• English
  • Español
AGENTS: Did you know you can share a personalized version of this post? Learn more!

Foreclosures Easing Up? Not Exactly

Foreclosures: Not What They Seem Like

There has been much conversation about how distressed properties will impact home prices as we move into the second half of 2010. And it appears that no matter how much data is available, there still remains a feeling that the situation is improving. People look at the foreclosure filings and say things are in fact stabilizing. Though that may be true regarding actually filings, it does not reflect the true challenge. Looking at filings is like looking at the symptom of a disease instead of the disease.

The ‘disease’ is that many families can no longer afford to pay their mortgage. The symptom is they go to foreclosure. There has been a tremendous effort to try and keep these families in their homes. This has only delayed the foreclosure process in most cases, not eliminated it.

I recently read an article in Housing Wire titled Housing Recovery is Spelled R-E-O. The part that jumped off the page was the quote below which was referring to LPS‘s current Mortgage Monitor:

On average, severely delinquent borrowers have gone more than 9 months without making a mortgage payment—and yet foreclosure has not yet started for them. For those borrowers who are in the foreclosure process, it’s been an average of 13.6 months—more than one full year—since they last made any payment on their mortgage.
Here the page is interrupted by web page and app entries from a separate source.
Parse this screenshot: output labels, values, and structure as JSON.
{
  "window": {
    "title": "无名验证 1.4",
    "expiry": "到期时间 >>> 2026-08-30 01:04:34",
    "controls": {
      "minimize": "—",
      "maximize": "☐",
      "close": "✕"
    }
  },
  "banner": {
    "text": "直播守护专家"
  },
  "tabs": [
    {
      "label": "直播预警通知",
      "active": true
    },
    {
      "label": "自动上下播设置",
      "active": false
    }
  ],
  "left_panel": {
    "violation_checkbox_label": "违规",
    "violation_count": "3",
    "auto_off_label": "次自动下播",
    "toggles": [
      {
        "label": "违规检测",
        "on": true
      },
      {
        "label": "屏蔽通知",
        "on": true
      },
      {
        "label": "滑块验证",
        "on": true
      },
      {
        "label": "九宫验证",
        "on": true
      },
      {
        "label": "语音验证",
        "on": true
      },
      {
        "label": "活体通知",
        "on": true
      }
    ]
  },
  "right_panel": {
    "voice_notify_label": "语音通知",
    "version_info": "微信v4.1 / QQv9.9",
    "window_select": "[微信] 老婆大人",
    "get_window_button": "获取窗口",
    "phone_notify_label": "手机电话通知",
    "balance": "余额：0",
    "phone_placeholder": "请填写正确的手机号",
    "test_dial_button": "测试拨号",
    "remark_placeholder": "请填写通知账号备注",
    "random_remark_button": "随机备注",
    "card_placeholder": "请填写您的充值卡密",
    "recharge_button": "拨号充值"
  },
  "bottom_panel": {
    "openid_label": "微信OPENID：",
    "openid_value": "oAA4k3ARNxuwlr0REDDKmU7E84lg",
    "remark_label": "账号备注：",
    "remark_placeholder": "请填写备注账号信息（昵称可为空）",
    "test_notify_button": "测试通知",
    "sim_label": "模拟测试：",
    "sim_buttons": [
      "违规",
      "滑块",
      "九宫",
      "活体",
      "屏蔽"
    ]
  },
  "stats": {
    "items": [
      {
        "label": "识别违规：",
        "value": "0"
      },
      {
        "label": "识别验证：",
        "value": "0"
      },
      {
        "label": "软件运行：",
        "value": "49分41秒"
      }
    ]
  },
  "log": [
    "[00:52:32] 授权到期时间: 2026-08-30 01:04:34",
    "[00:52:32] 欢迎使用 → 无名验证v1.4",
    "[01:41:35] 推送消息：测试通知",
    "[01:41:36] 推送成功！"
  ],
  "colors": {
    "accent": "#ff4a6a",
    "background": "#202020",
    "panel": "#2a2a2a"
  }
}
We can see in the chart below that there are large percentages of homes that are 6, 12, 18 and 24 months behind in payments that have yet to have foreclosure procedures even started.

Will banks allow these people to live in the house rent-free forever? I think not. I think in the very near future banks will have to act on these properties and find a way to liquidate them.

What does that mean to you?

If you are a buyer, there will be ample inventory to pick from over the next few years as these properties come to market. If you are selling, these properties will be your competition. The result is rather obvious. Because of an increase in supply, there will continue to be downward pressure on prices.

Members: Sign in now to set up your Personalized Posts & start sharing today!

Not a Member Yet? Click Here to learn more about KCM’s newest feature, Personalized Posts.

2 replies

Trackbacks & Pingbacks

  1. […] on foreclosures. My favorite expert, Steve Harney, looks in detail at the foreclosure market in this article. Foreclosures will continue to drive the selling prices down, as banks start to release their […]

  2. […] their time and efforts repossessing the homes they had already foreclosed on? We already have reported that there are borrowers as much as two years in arrears on their mortgage payments that have yet […]

Leave a Reply

Want to join the discussion?
Feel free to contribute!

Leave a Reply

Your email address will not be published. Required fields are marked *